Problem requirements: Without any alteration, retype the records that appear below.

Study material:
┏━━
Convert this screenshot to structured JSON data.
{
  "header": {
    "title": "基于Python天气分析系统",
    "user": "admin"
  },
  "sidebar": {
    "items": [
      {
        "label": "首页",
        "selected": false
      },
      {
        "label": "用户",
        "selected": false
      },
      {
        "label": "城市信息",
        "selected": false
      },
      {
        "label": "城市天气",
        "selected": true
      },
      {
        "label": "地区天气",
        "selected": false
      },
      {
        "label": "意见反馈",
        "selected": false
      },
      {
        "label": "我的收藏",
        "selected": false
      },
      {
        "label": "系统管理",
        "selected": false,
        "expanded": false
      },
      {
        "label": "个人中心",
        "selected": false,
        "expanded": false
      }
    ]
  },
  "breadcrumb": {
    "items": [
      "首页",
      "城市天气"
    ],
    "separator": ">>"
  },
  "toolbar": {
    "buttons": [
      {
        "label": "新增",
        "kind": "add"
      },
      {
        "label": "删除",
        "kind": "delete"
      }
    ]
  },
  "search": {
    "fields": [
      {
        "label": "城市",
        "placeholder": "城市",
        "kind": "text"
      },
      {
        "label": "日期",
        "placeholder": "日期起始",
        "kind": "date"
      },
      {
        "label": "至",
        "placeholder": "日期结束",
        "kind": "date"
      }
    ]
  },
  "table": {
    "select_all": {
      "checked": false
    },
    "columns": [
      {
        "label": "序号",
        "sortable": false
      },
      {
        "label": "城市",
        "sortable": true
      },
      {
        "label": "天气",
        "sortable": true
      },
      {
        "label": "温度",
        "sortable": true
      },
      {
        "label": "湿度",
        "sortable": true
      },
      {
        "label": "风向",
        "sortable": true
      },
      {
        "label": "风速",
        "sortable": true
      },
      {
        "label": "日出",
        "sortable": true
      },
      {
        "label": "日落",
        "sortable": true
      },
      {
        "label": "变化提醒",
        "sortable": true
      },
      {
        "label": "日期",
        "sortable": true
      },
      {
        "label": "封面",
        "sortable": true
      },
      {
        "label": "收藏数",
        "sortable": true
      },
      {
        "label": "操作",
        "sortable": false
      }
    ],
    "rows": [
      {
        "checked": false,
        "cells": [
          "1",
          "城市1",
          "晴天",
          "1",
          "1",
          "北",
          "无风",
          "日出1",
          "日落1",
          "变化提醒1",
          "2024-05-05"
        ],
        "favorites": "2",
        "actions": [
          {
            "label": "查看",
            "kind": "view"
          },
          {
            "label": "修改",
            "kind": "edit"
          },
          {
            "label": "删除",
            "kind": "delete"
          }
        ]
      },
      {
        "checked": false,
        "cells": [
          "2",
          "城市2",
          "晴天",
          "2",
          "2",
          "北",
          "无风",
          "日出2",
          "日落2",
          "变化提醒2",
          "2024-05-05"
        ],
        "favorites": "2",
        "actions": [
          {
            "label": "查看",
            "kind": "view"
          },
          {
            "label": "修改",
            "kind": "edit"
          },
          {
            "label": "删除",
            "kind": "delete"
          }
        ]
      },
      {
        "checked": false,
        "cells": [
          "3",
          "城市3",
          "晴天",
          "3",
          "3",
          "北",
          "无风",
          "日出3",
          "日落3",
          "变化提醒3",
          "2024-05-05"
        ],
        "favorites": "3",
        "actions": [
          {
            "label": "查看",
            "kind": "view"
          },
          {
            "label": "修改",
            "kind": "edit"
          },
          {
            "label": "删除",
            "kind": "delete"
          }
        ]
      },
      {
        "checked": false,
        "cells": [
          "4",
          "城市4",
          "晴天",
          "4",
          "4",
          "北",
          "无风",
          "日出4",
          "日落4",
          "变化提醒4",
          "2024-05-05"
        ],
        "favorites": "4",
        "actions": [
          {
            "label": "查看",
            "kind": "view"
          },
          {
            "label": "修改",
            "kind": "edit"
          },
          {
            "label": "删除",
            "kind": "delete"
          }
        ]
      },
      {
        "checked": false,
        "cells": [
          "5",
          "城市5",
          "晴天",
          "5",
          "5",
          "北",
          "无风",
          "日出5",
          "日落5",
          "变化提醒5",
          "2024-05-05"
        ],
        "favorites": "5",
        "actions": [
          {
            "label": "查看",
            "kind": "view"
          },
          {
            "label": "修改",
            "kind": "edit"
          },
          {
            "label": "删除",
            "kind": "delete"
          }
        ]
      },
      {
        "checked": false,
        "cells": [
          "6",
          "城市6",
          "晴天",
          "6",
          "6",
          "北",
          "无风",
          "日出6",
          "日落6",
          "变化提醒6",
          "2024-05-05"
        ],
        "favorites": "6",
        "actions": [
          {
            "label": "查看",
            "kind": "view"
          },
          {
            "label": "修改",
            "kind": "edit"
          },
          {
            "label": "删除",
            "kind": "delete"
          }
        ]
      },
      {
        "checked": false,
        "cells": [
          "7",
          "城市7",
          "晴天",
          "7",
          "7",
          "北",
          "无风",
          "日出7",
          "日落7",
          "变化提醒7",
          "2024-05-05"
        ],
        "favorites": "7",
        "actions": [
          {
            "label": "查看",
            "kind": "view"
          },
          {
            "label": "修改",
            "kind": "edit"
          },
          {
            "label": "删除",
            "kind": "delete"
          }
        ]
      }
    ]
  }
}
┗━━
Result for this exercise:
Convert this screenshot to structured JSON data.
{
  "header": {
    "title": "基于Python天气分析系统",
    "user": "admin"
  },
  "sidebar": {
    "items": [
      {
        "label": "首页",
        "selected": false
      },
      {
        "label": "用户",
        "selected": false
      },
      {
        "label": "城市信息",
        "selected": false
      },
      {
        "label": "城市天气",
        "selected": true
      },
      {
        "label": "地区天气",
        "selected": false
      },
      {
        "label": "意见反馈",
        "selected": false
      },
      {
        "label": "我的收藏",
        "selected": false
      },
      {
        "label": "系统管理",
        "selected": false,
        "expanded": false
      },
      {
        "label": "个人中心",
        "selected": false,
        "expanded": false
      }
    ]
  },
  "breadcrumb": {
    "items": [
      "首页",
      "城市天气"
    ],
    "separator": ">>"
  },
  "toolbar": {
    "buttons": [
      {
        "label": "新增",
        "kind": "add"
      },
      {
        "label": "删除",
        "kind": "delete"
      }
    ]
  },
  "search": {
    "fields": [
      {
        "label": "城市",
        "placeholder": "城市",
        "kind": "text"
      },
      {
        "label": "日期",
        "placeholder": "日期起始",
        "kind": "date"
      },
      {
        "label": "至",
        "placeholder": "日期结束",
        "kind": "date"
      }
    ]
  },
  "table": {
    "select_all": {
      "checked": false
    },
    "columns": [
      {
        "label": "序号",
        "sortable": false
      },
      {
        "label": "城市",
        "sortable": true
      },
      {
        "label": "天气",
        "sortable": true
      },
      {
        "label": "温度",
        "sortable": true
      },
      {
        "label": "湿度",
        "sortable": true
      },
      {
        "label": "风向",
        "sortable": true
      },
      {
        "label": "风速",
        "sortable": true
      },
      {
        "label": "日出",
        "sortable": true
      },
      {
        "label": "日落",
        "sortable": true
      },
      {
        "label": "变化提醒",
        "sortable": true
      },
      {
        "label": "日期",
        "sortable": true
      },
      {
        "label": "封面",
        "sortable": true
      },
      {
        "label": "收藏数",
        "sortable": true
      },
      {
        "label": "操作",
        "sortable": false
      }
    ],
    "rows": [
      {
        "checked": false,
        "cells": [
          "1",
          "城市1",
          "晴天",
          "1",
          "1",
          "北",
          "无风",
          "日出1",
          "日落1",
          "变化提醒1",
          "2024-05-05"
        ],
        "favorites": "2",
        "actions": [
          {
            "label": "查看",
            "kind": "view"
          },
          {
            "label": "修改",
            "kind": "edit"
          },
          {
            "label": "删除",
            "kind": "delete"
          }
        ]
      },
      {
        "checked": false,
        "cells": [
          "2",
          "城市2",
          "晴天",
          "2",
          "2",
          "北",
          "无风",
          "日出2",
          "日落2",
          "变化提醒2",
          "2024-05-05"
        ],
        "favorites": "2",
        "actions": [
          {
            "label": "查看",
            "kind": "view"
          },
          {
            "label": "修改",
            "kind": "edit"
          },
          {
            "label": "删除",
            "kind": "delete"
          }
        ]
      },
      {
        "checked": false,
        "cells": [
          "3",
          "城市3",
          "晴天",
          "3",
          "3",
          "北",
          "无风",
          "日出3",
          "日落3",
          "变化提醒3",
          "2024-05-05"
        ],
        "favorites": "3",
        "actions": [
          {
            "label": "查看",
            "kind": "view"
          },
          {
            "label": "修改",
            "kind": "edit"
          },
          {
            "label": "删除",
            "kind": "delete"
          }
        ]
      },
      {
        "checked": false,
        "cells": [
          "4",
          "城市4",
          "晴天",
          "4",
          "4",
          "北",
          "无风",
          "日出4",
          "日落4",
          "变化提醒4",
          "2024-05-05"
        ],
        "favorites": "4",
        "actions": [
          {
            "label": "查看",
            "kind": "view"
          },
          {
            "label": "修改",
            "kind": "edit"
          },
          {
            "label": "删除",
            "kind": "delete"
          }
        ]
      },
      {
        "checked": false,
        "cells": [
          "5",
          "城市5",
          "晴天",
          "5",
          "5",
          "北",
          "无风",
          "日出5",
          "日落5",
          "变化提醒5",
          "2024-05-05"
        ],
        "favorites": "5",
        "actions": [
          {
            "label": "查看",
            "kind": "view"
          },
          {
            "label": "修改",
            "kind": "edit"
          },
          {
            "label": "删除",
            "kind": "delete"
          }
        ]
      },
      {
        "checked": false,
        "cells": [
          "6",
          "城市6",
          "晴天",
          "6",
          "6",
          "北",
          "无风",
          "日出6",
          "日落6",
          "变化提醒6",
          "2024-05-05"
        ],
        "favorites": "6",
        "actions": [
          {
            "label": "查看",
            "kind": "view"
          },
          {
            "label": "修改",
            "kind": "edit"
          },
          {
            "label": "删除",
            "kind": "delete"
          }
        ]
      },
      {
        "checked": false,
        "cells": [
          "7",
          "城市7",
          "晴天",
          "7",
          "7",
          "北",
          "无风",
          "日出7",
          "日落7",
          "变化提醒7",
          "2024-05-05"
        ],
        "favorites": "7",
        "actions": [
          {
            "label": "查看",
            "kind": "view"
          },
          {
            "label": "修改",
            "kind": "edit"
          },
          {
            "label": "删除",
            "kind": "delete"
          }
        ]
      }
    ]
  }
}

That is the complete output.